Each and every line below goes into your answer unchanged, but leave out the images.

***** Data records

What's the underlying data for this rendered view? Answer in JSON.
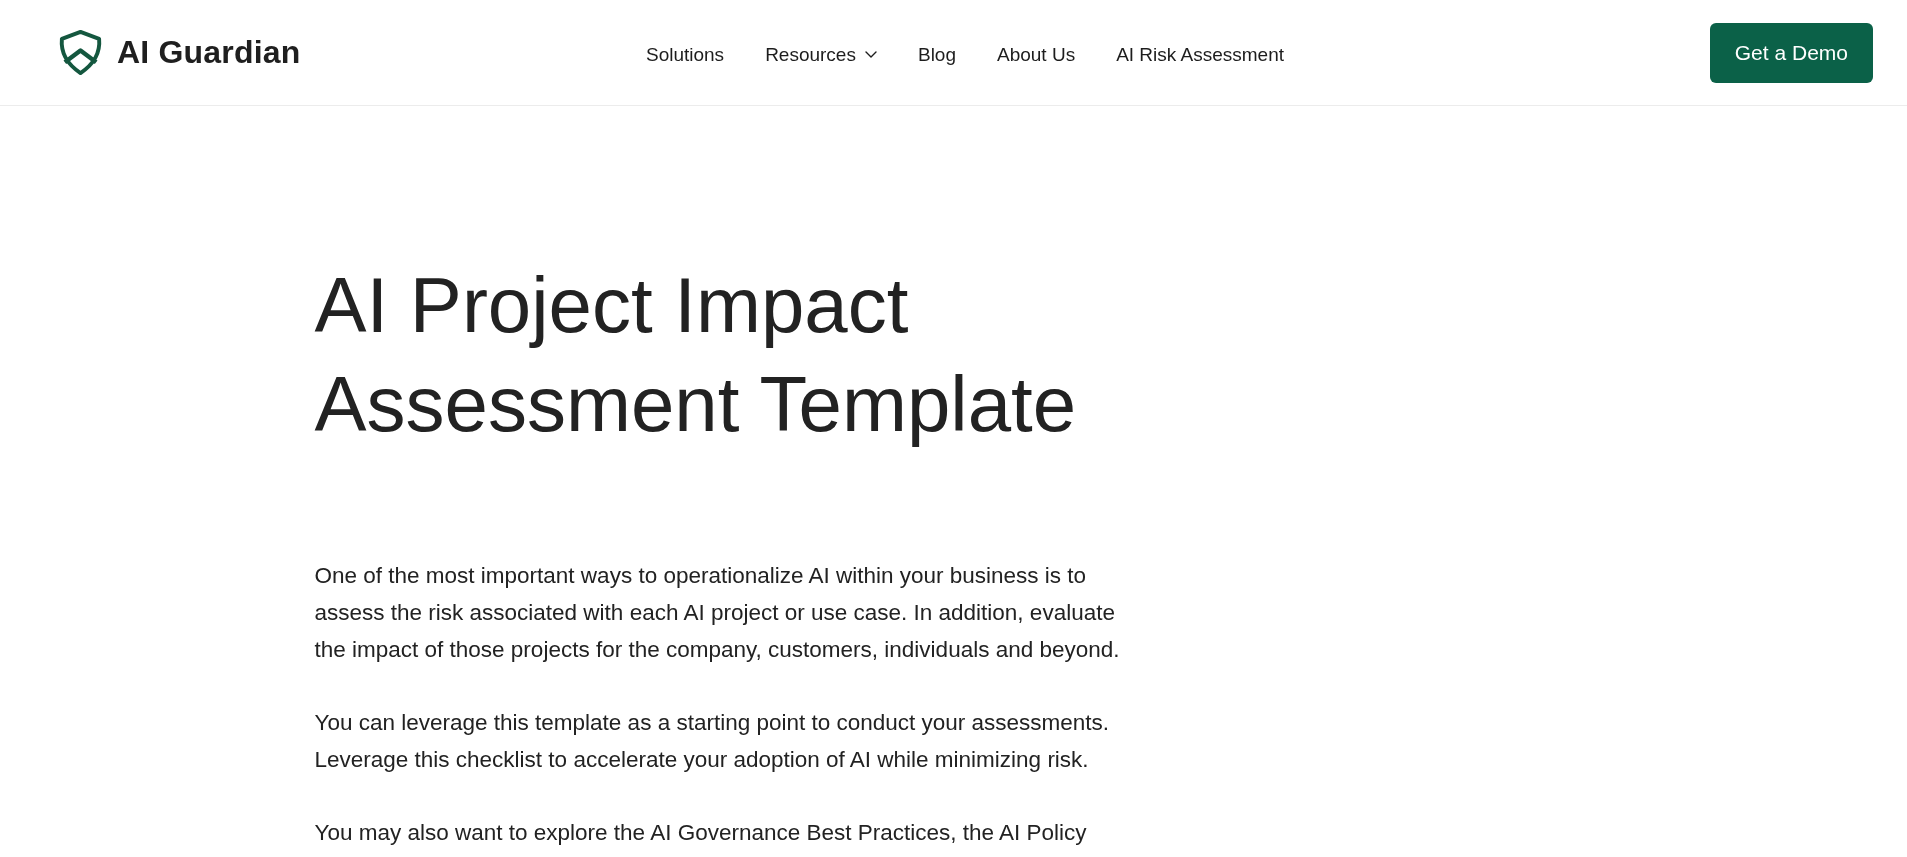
{
  "header": {
    "logo": {
      "text": "AI Guardian"
    },
    "nav": [
      {
        "label": "Solutions",
        "has_dropdown": false
      },
      {
        "label": "Resources",
        "has_dropdown": true
      },
      {
        "label": "Blog",
        "has_dropdown": false
      },
      {
        "label": "About Us",
        "has_dropdown": false
      },
      {
        "label": "AI Risk Assessment",
        "has_dropdown": false
      }
    ],
    "cta_button": "Get a Demo"
  },
  "article": {
    "title": "AI Project Impact Assessment Template",
    "paragraphs": [
      {
        "lines": [
          "One of the most important ways to operationalize AI within your business is to",
          "assess the risk associated with each AI project or use case. In addition, evaluate",
          "the impact of those projects for the company, customers, individuals and beyond."
        ]
      },
      {
        "lines": [
          "You can leverage this template as a starting point to conduct your assessments.",
          "Leverage this checklist to accelerate your adoption of AI while minimizing risk."
        ]
      },
      {
        "lines": [
          "You may also want to explore the AI Governance Best Practices, the AI Policy"
        ]
      }
    ]
  }
}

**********

• Response to the task
What's the underlying data for this rendered view? Answer in JSON.
{
  "header": {
    "logo": {
      "text": "AI Guardian"
    },
    "nav": [
      {
        "label": "Solutions",
        "has_dropdown": false
      },
      {
        "label": "Resources",
        "has_dropdown": true
      },
      {
        "label": "Blog",
        "has_dropdown": false
      },
      {
        "label": "About Us",
        "has_dropdown": false
      },
      {
        "label": "AI Risk Assessment",
        "has_dropdown": false
      }
    ],
    "cta_button": "Get a Demo"
  },
  "article": {
    "title": "AI Project Impact Assessment Template",
    "paragraphs": [
      {
        "lines": [
          "One of the most important ways to operationalize AI within your business is to",
          "assess the risk associated with each AI project or use case. In addition, evaluate",
          "the impact of those projects for the company, customers, individuals and beyond."
        ]
      },
      {
        "lines": [
          "You can leverage this template as a starting point to conduct your assessments.",
          "Leverage this checklist to accelerate your adoption of AI while minimizing risk."
        ]
      },
      {
        "lines": [
          "You may also want to explore the AI Governance Best Practices, the AI Policy"
        ]
      }
    ]
  }
}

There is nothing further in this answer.